__THE PROBLEM__
Reproduce the listing that follows so that each line matches the original exactly.

__EXERCISE DATA__
=== Begin Enclosure ===

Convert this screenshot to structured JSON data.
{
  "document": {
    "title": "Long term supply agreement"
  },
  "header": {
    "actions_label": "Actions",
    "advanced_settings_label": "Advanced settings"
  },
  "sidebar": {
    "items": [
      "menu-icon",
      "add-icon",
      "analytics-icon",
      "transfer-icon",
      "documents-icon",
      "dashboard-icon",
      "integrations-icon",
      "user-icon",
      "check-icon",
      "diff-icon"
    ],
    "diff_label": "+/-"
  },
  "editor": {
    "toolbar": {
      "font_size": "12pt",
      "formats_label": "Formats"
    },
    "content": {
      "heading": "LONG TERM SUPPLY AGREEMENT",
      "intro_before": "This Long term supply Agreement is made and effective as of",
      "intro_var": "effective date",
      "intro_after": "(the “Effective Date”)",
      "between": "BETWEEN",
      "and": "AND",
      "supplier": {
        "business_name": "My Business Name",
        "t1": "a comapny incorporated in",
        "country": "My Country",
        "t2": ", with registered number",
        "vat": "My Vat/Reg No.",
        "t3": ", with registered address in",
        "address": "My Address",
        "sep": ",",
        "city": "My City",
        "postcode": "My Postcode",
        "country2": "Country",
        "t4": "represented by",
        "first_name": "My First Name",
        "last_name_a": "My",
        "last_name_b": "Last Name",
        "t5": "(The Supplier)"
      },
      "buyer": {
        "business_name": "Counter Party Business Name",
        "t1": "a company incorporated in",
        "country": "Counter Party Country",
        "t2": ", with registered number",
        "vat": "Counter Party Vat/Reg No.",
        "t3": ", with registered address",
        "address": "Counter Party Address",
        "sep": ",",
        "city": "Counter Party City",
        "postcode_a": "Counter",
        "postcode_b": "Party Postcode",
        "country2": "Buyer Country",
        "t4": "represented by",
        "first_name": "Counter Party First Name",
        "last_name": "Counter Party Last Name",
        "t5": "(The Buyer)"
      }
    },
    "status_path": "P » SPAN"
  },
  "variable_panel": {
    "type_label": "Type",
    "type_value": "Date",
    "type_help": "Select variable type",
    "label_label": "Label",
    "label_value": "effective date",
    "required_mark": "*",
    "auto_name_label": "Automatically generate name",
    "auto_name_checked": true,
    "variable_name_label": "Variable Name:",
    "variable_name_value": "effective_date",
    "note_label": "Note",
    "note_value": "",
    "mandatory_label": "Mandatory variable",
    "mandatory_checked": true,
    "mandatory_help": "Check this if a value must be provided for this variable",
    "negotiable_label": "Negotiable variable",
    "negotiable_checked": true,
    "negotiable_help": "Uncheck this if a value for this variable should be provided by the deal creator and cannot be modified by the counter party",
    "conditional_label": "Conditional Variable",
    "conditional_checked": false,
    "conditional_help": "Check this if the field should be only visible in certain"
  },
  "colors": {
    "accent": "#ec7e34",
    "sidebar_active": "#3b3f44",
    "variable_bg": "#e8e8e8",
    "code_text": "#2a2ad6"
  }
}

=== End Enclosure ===

__TASK RESULT__
Convert this screenshot to structured JSON data.
{
  "document": {
    "title": "Long term supply agreement"
  },
  "header": {
    "actions_label": "Actions",
    "advanced_settings_label": "Advanced settings"
  },
  "sidebar": {
    "items": [
      "menu-icon",
      "add-icon",
      "analytics-icon",
      "transfer-icon",
      "documents-icon",
      "dashboard-icon",
      "integrations-icon",
      "user-icon",
      "check-icon",
      "diff-icon"
    ],
    "diff_label": "+/-"
  },
  "editor": {
    "toolbar": {
      "font_size": "12pt",
      "formats_label": "Formats"
    },
    "content": {
      "heading": "LONG TERM SUPPLY AGREEMENT",
      "intro_before": "This Long term supply Agreement is made and effective as of",
      "intro_var": "effective date",
      "intro_after": "(the “Effective Date”)",
      "between": "BETWEEN",
      "and": "AND",
      "supplier": {
        "business_name": "My Business Name",
        "t1": "a comapny incorporated in",
        "country": "My Country",
        "t2": ", with registered number",
        "vat": "My Vat/Reg No.",
        "t3": ", with registered address in",
        "address": "My Address",
        "sep": ",",
        "city": "My City",
        "postcode": "My Postcode",
        "country2": "Country",
        "t4": "represented by",
        "first_name": "My First Name",
        "last_name_a": "My",
        "last_name_b": "Last Name",
        "t5": "(The Supplier)"
      },
      "buyer": {
        "business_name": "Counter Party Business Name",
        "t1": "a company incorporated in",
        "country": "Counter Party Country",
        "t2": ", with registered number",
        "vat": "Counter Party Vat/Reg No.",
        "t3": ", with registered address",
        "address": "Counter Party Address",
        "sep": ",",
        "city": "Counter Party City",
        "postcode_a": "Counter",
        "postcode_b": "Party Postcode",
        "country2": "Buyer Country",
        "t4": "represented by",
        "first_name": "Counter Party First Name",
        "last_name": "Counter Party Last Name",
        "t5": "(The Buyer)"
      }
    },
    "status_path": "P » SPAN"
  },
  "variable_panel": {
    "type_label": "Type",
    "type_value": "Date",
    "type_help": "Select variable type",
    "label_label": "Label",
    "label_value": "effective date",
    "required_mark": "*",
    "auto_name_label": "Automatically generate name",
    "auto_name_checked": true,
    "variable_name_label": "Variable Name:",
    "variable_name_value": "effective_date",
    "note_label": "Note",
    "note_value": "",
    "mandatory_label": "Mandatory variable",
    "mandatory_checked": true,
    "mandatory_help": "Check this if a value must be provided for this variable",
    "negotiable_label": "Negotiable variable",
    "negotiable_checked": true,
    "negotiable_help": "Uncheck this if a value for this variable should be provided by the deal creator and cannot be modified by the counter party",
    "conditional_label": "Conditional Variable",
    "conditional_checked": false,
    "conditional_help": "Check this if the field should be only visible in certain"
  },
  "colors": {
    "accent": "#ec7e34",
    "sidebar_active": "#3b3f44",
    "variable_bg": "#e8e8e8",
    "code_text": "#2a2ad6"
  }
}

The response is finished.